DIRECTIONS:
From the first record to the last, write each one out again exactly.

AVAILABLE DATA:
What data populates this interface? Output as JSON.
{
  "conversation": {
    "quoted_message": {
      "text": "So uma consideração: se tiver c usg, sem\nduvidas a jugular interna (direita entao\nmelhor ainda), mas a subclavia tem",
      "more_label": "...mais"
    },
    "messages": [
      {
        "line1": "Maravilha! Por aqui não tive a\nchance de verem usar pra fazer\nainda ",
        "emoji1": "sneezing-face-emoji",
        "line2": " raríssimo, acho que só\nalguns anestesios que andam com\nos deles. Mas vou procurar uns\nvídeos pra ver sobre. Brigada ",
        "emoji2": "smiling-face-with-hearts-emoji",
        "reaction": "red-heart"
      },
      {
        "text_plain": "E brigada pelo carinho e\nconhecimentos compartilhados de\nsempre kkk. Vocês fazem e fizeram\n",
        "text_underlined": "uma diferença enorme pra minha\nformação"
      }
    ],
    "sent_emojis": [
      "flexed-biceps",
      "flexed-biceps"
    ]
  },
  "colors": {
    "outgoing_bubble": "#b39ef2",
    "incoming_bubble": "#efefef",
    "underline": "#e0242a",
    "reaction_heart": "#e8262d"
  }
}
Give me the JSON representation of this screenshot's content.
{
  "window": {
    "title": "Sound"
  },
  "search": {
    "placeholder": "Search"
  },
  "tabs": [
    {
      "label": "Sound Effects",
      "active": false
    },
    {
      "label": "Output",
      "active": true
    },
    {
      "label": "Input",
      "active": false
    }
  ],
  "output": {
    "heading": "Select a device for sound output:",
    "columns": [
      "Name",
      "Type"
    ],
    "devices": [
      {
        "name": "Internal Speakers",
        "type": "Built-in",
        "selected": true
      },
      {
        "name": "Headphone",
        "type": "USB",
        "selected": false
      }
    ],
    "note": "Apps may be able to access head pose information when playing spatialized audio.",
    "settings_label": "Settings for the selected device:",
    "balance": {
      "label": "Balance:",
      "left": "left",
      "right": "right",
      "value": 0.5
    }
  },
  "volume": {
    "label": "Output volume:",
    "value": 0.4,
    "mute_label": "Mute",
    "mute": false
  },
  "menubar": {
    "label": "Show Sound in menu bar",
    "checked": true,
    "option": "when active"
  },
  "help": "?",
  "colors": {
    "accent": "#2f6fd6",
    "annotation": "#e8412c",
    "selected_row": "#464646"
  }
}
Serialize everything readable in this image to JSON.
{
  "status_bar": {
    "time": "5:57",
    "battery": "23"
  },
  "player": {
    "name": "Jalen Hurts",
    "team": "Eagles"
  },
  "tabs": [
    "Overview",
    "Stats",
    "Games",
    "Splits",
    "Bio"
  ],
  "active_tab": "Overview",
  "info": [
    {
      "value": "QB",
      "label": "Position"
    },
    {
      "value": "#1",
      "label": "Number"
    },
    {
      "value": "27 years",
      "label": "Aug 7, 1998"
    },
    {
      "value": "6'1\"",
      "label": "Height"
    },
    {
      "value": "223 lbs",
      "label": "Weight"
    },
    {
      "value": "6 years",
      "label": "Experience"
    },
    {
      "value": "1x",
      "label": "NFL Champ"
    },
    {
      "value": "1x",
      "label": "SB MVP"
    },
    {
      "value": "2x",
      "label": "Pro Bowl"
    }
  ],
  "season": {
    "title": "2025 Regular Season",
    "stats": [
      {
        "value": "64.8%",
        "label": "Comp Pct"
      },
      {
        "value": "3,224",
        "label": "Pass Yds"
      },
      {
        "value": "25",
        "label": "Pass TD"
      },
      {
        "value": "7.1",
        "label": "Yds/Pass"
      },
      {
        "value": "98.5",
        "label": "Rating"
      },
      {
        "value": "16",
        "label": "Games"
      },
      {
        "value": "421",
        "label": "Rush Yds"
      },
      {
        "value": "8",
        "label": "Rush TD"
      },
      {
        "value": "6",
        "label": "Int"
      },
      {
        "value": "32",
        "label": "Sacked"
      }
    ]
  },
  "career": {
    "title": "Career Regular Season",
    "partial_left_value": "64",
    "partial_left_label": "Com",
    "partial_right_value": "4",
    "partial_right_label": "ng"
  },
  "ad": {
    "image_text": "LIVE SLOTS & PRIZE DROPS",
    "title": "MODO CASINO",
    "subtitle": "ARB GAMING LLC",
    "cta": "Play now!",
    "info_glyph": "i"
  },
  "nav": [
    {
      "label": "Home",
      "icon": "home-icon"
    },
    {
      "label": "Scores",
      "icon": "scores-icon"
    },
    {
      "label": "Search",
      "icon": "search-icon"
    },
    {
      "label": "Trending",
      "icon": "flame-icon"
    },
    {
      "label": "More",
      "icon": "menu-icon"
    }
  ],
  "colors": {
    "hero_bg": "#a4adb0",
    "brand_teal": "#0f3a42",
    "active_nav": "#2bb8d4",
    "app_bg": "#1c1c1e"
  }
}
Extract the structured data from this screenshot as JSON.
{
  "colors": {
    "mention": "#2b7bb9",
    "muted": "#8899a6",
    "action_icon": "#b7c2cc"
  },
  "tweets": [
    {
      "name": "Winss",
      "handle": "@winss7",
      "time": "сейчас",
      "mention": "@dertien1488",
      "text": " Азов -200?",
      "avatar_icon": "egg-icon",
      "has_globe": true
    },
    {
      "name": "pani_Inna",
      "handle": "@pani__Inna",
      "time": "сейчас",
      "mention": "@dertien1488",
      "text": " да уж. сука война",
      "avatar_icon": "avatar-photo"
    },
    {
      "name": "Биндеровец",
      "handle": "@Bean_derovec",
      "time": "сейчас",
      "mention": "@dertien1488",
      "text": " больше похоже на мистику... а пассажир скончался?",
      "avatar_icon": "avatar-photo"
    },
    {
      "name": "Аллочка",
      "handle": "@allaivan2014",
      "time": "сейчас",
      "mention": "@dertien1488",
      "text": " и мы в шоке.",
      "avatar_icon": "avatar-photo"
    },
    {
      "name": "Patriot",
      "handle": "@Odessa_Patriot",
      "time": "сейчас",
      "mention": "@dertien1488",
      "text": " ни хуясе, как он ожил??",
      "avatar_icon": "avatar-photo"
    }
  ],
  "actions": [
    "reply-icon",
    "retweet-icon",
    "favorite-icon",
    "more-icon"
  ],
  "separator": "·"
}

EXERCISE SOLUTION:
What data populates this interface? Output as JSON.
{
  "conversation": {
    "quoted_message": {
      "text": "So uma consideração: se tiver c usg, sem\nduvidas a jugular interna (direita entao\nmelhor ainda), mas a subclavia tem",
      "more_label": "...mais"
    },
    "messages": [
      {
        "line1": "Maravilha! Por aqui não tive a\nchance de verem usar pra fazer\nainda ",
        "emoji1": "sneezing-face-emoji",
        "line2": " raríssimo, acho que só\nalguns anestesios que andam com\nos deles. Mas vou procurar uns\nvídeos pra ver sobre. Brigada ",
        "emoji2": "smiling-face-with-hearts-emoji",
        "reaction": "red-heart"
      },
      {
        "text_plain": "E brigada pelo carinho e\nconhecimentos compartilhados de\nsempre kkk. Vocês fazem e fizeram\n",
        "text_underlined": "uma diferença enorme pra minha\nformação"
      }
    ],
    "sent_emojis": [
      "flexed-biceps",
      "flexed-biceps"
    ]
  },
  "colors": {
    "outgoing_bubble": "#b39ef2",
    "incoming_bubble": "#efefef",
    "underline": "#e0242a",
    "reaction_heart": "#e8262d"
  }
}
Give me the JSON representation of this screenshot's content.
{
  "window": {
    "title": "Sound"
  },
  "search": {
    "placeholder": "Search"
  },
  "tabs": [
    {
      "label": "Sound Effects",
      "active": false
    },
    {
      "label": "Output",
      "active": true
    },
    {
      "label": "Input",
      "active": false
    }
  ],
  "output": {
    "heading": "Select a device for sound output:",
    "columns": [
      "Name",
      "Type"
    ],
    "devices": [
      {
        "name": "Internal Speakers",
        "type": "Built-in",
        "selected": true
      },
      {
        "name": "Headphone",
        "type": "USB",
        "selected": false
      }
    ],
    "note": "Apps may be able to access head pose information when playing spatialized audio.",
    "settings_label": "Settings for the selected device:",
    "balance": {
      "label": "Balance:",
      "left": "left",
      "right": "right",
      "value": 0.5
    }
  },
  "volume": {
    "label": "Output volume:",
    "value": 0.4,
    "mute_label": "Mute",
    "mute": false
  },
  "menubar": {
    "label": "Show Sound in menu bar",
    "checked": true,
    "option": "when active"
  },
  "help": "?",
  "colors": {
    "accent": "#2f6fd6",
    "annotation": "#e8412c",
    "selected_row": "#464646"
  }
}
Serialize everything readable in this image to JSON.
{
  "status_bar": {
    "time": "5:57",
    "battery": "23"
  },
  "player": {
    "name": "Jalen Hurts",
    "team": "Eagles"
  },
  "tabs": [
    "Overview",
    "Stats",
    "Games",
    "Splits",
    "Bio"
  ],
  "active_tab": "Overview",
  "info": [
    {
      "value": "QB",
      "label": "Position"
    },
    {
      "value": "#1",
      "label": "Number"
    },
    {
      "value": "27 years",
      "label": "Aug 7, 1998"
    },
    {
      "value": "6'1\"",
      "label": "Height"
    },
    {
      "value": "223 lbs",
      "label": "Weight"
    },
    {
      "value": "6 years",
      "label": "Experience"
    },
    {
      "value": "1x",
      "label": "NFL Champ"
    },
    {
      "value": "1x",
      "label": "SB MVP"
    },
    {
      "value": "2x",
      "label": "Pro Bowl"
    }
  ],
  "season": {
    "title": "2025 Regular Season",
    "stats": [
      {
        "value": "64.8%",
        "label": "Comp Pct"
      },
      {
        "value": "3,224",
        "label": "Pass Yds"
      },
      {
        "value": "25",
        "label": "Pass TD"
      },
      {
        "value": "7.1",
        "label": "Yds/Pass"
      },
      {
        "value": "98.5",
        "label": "Rating"
      },
      {
        "value": "16",
        "label": "Games"
      },
      {
        "value": "421",
        "label": "Rush Yds"
      },
      {
        "value": "8",
        "label": "Rush TD"
      },
      {
        "value": "6",
        "label": "Int"
      },
      {
        "value": "32",
        "label": "Sacked"
      }
    ]
  },
  "career": {
    "title": "Career Regular Season",
    "partial_left_value": "64",
    "partial_left_label": "Com",
    "partial_right_value": "4",
    "partial_right_label": "ng"
  },
  "ad": {
    "image_text": "LIVE SLOTS & PRIZE DROPS",
    "title": "MODO CASINO",
    "subtitle": "ARB GAMING LLC",
    "cta": "Play now!",
    "info_glyph": "i"
  },
  "nav": [
    {
      "label": "Home",
      "icon": "home-icon"
    },
    {
      "label": "Scores",
      "icon": "scores-icon"
    },
    {
      "label": "Search",
      "icon": "search-icon"
    },
    {
      "label": "Trending",
      "icon": "flame-icon"
    },
    {
      "label": "More",
      "icon": "menu-icon"
    }
  ],
  "colors": {
    "hero_bg": "#a4adb0",
    "brand_teal": "#0f3a42",
    "active_nav": "#2bb8d4",
    "app_bg": "#1c1c1e"
  }
}
Extract the structured data from this screenshot as JSON.
{
  "colors": {
    "mention": "#2b7bb9",
    "muted": "#8899a6",
    "action_icon": "#b7c2cc"
  },
  "tweets": [
    {
      "name": "Winss",
      "handle": "@winss7",
      "time": "сейчас",
      "mention": "@dertien1488",
      "text": " Азов -200?",
      "avatar_icon": "egg-icon",
      "has_globe": true
    },
    {
      "name": "pani_Inna",
      "handle": "@pani__Inna",
      "time": "сейчас",
      "mention": "@dertien1488",
      "text": " да уж. сука война",
      "avatar_icon": "avatar-photo"
    },
    {
      "name": "Биндеровец",
      "handle": "@Bean_derovec",
      "time": "сейчас",
      "mention": "@dertien1488",
      "text": " больше похоже на мистику... а пассажир скончался?",
      "avatar_icon": "avatar-photo"
    },
    {
      "name": "Аллочка",
      "handle": "@allaivan2014",
      "time": "сейчас",
      "mention": "@dertien1488",
      "text": " и мы в шоке.",
      "avatar_icon": "avatar-photo"
    },
    {
      "name": "Patriot",
      "handle": "@Odessa_Patriot",
      "time": "сейчас",
      "mention": "@dertien1488",
      "text": " ни хуясе, как он ожил??",
      "avatar_icon": "avatar-photo"
    }
  ],
  "actions": [
    "reply-icon",
    "retweet-icon",
    "favorite-icon",
    "more-icon"
  ],
  "separator": "·"
}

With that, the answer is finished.